Serve by coating all boxes in the organizational chart, paying particular attention to the white spaces. With proper application, the boxes disappear and all that can be seen is productivity, creativity, and customer service."
David M. Noer
"If you are planning for one year, grow rice. If you are planning for 20 years, grow trees. If you are planning for centuries, grow people."
A Chinese proverb
Richard Aldersea was Chief Executive Officer of Team Management Systems (USA), Inc., with overall responsibilities for the development of Team Management Systems in North and South America. Combining this role with his passion for and expertise in learning design led Richard to work with many leading organizations in diverse environments throughout the world, including: Arthur Andersen & Co., BP Exploration, General Electric, Glaxo Wellcome, Hewlett-Packard, KPMG, ITT and Sony.

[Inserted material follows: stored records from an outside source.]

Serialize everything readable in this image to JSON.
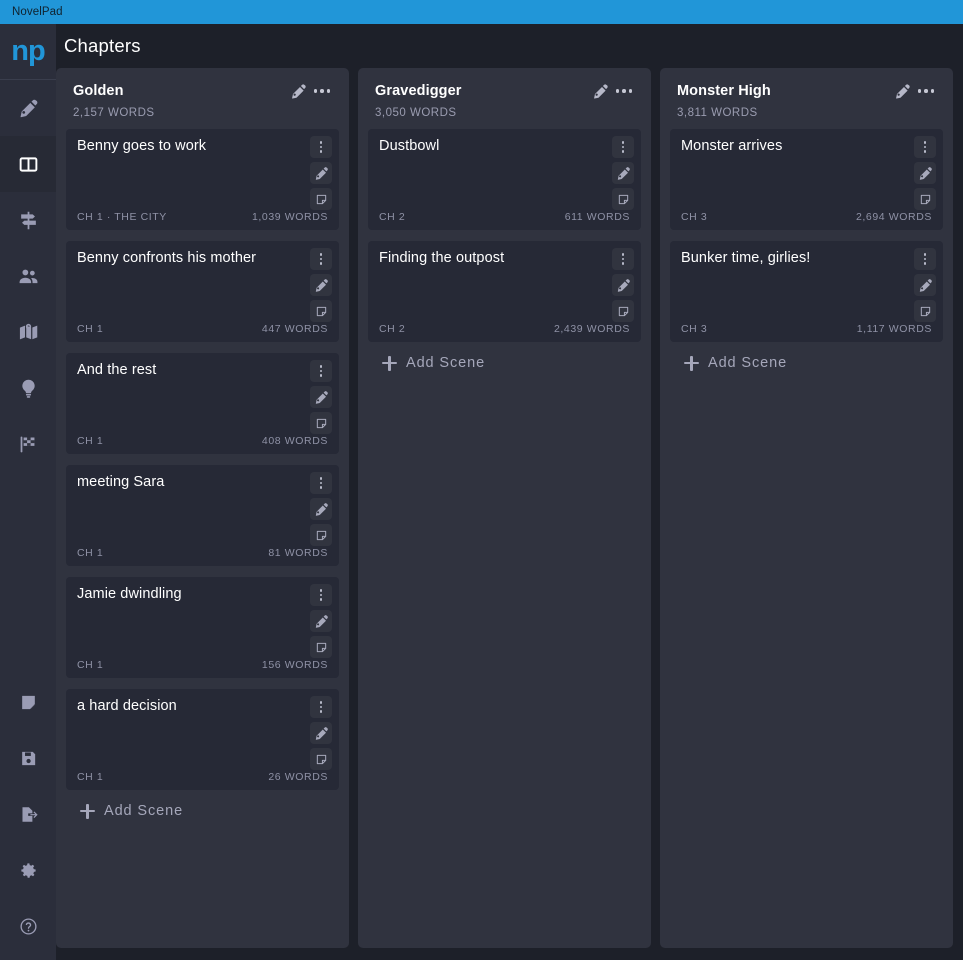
{
  "window": {
    "title": "NovelPad"
  },
  "sidebar": {
    "logo": "np",
    "items": [
      {
        "name": "write",
        "icon": "pen-nib-icon",
        "active": false
      },
      {
        "name": "chapters",
        "icon": "board-columns-icon",
        "active": true
      },
      {
        "name": "plot",
        "icon": "signpost-icon",
        "active": false
      },
      {
        "name": "characters",
        "icon": "people-icon",
        "active": false
      },
      {
        "name": "locations",
        "icon": "map-icon",
        "active": false
      },
      {
        "name": "ideas",
        "icon": "lightbulb-icon",
        "active": false
      },
      {
        "name": "goals",
        "icon": "checkered-flag-icon",
        "active": false
      }
    ],
    "bottom_items": [
      {
        "name": "notes",
        "icon": "sticky-note-icon"
      },
      {
        "name": "save",
        "icon": "floppy-disk-icon"
      },
      {
        "name": "export",
        "icon": "file-export-icon"
      },
      {
        "name": "settings",
        "icon": "gear-icon"
      },
      {
        "name": "help",
        "icon": "question-circle-icon"
      }
    ]
  },
  "header": {
    "title": "Chapters"
  },
  "board": {
    "add_scene_label": "Add Scene",
    "columns": [
      {
        "title": "Golden",
        "words": "2,157 WORDS",
        "edit_icon": "pen-nib-icon",
        "menu_icon": "ellipsis-horizontal-icon",
        "scenes": [
          {
            "title": "Benny goes to work",
            "meta": "CH 1 · THE CITY",
            "words": "1,039 WORDS"
          },
          {
            "title": "Benny confronts his mother",
            "meta": "CH 1",
            "words": "447 WORDS"
          },
          {
            "title": "And the rest",
            "meta": "CH 1",
            "words": "408 WORDS"
          },
          {
            "title": "meeting Sara",
            "meta": "CH 1",
            "words": "81 WORDS"
          },
          {
            "title": "Jamie dwindling",
            "meta": "CH 1",
            "words": "156 WORDS"
          },
          {
            "title": "a hard decision",
            "meta": "CH 1",
            "words": "26 WORDS"
          }
        ]
      },
      {
        "title": "Gravedigger",
        "words": "3,050 WORDS",
        "edit_icon": "pen-nib-icon",
        "menu_icon": "ellipsis-horizontal-icon",
        "scenes": [
          {
            "title": "Dustbowl",
            "meta": "CH 2",
            "words": "611 WORDS"
          },
          {
            "title": "Finding the outpost",
            "meta": "CH 2",
            "words": "2,439 WORDS"
          }
        ]
      },
      {
        "title": "Monster High",
        "words": "3,811 WORDS",
        "edit_icon": "pen-nib-icon",
        "menu_icon": "ellipsis-horizontal-icon",
        "scenes": [
          {
            "title": "Monster arrives",
            "meta": "CH 3",
            "words": "2,694 WORDS"
          },
          {
            "title": "Bunker time, girlies!",
            "meta": "CH 3",
            "words": "1,117 WORDS"
          }
        ]
      }
    ]
  },
  "card_actions": {
    "menu_icon": "ellipsis-vertical-icon",
    "write_icon": "pen-nib-icon",
    "note_icon": "sticky-note-icon"
  },
  "colors": {
    "titlebar": "#2196d8",
    "accent": "#2196d8",
    "sidebar": "#2b2e3b",
    "page_bg": "#1d2029",
    "column_bg": "#30333f",
    "card_bg": "#262936"
  }
}
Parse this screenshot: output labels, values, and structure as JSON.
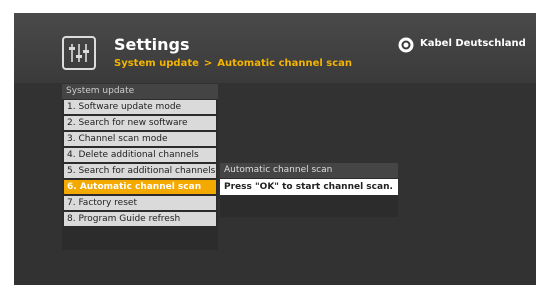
{
  "header": {
    "title": "Settings",
    "breadcrumb": [
      "System update",
      "Automatic channel scan"
    ],
    "breadcrumb_separator": ">",
    "icon": "settings-sliders-icon"
  },
  "brand": {
    "name": "Kabel Deutschland",
    "logo_icon": "kabel-deutschland-logo-icon"
  },
  "menu": {
    "title": "System update",
    "items": [
      {
        "label": "1. Software update mode"
      },
      {
        "label": "2. Search for new software"
      },
      {
        "label": "3. Channel scan mode"
      },
      {
        "label": "4. Delete additional channels"
      },
      {
        "label": "5. Search for additional channels"
      },
      {
        "label": "6. Automatic channel scan",
        "selected": true
      },
      {
        "label": "7. Factory reset"
      },
      {
        "label": "8. Program Guide refresh"
      }
    ]
  },
  "info": {
    "title": "Automatic channel scan",
    "message": "Press \"OK\" to start channel scan."
  },
  "colors": {
    "accent": "#f4a900",
    "background": "#323232",
    "menu_item": "#dadada"
  }
}
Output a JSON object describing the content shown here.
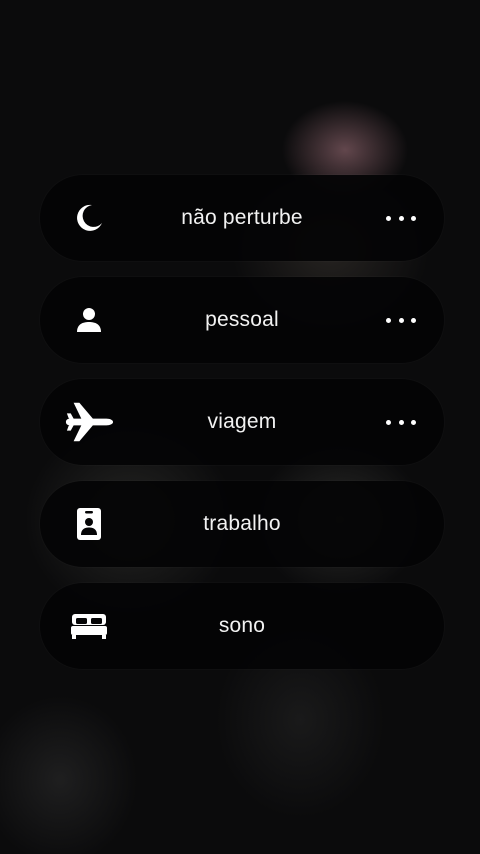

Richard's background covers four continents, with diverse experiences in the fields of business development and professional training, including directing managing Training & Corporate Development Programs for Outward Bound, a not-for-profit educational organization, in Australia, and more recently playing a key role in the development of Outward Bound Centre for Change in Canada, a multi-faceted consultancy integrating action learning in creating positive and sustainable change for individuals, teams, and divisions within the workplace.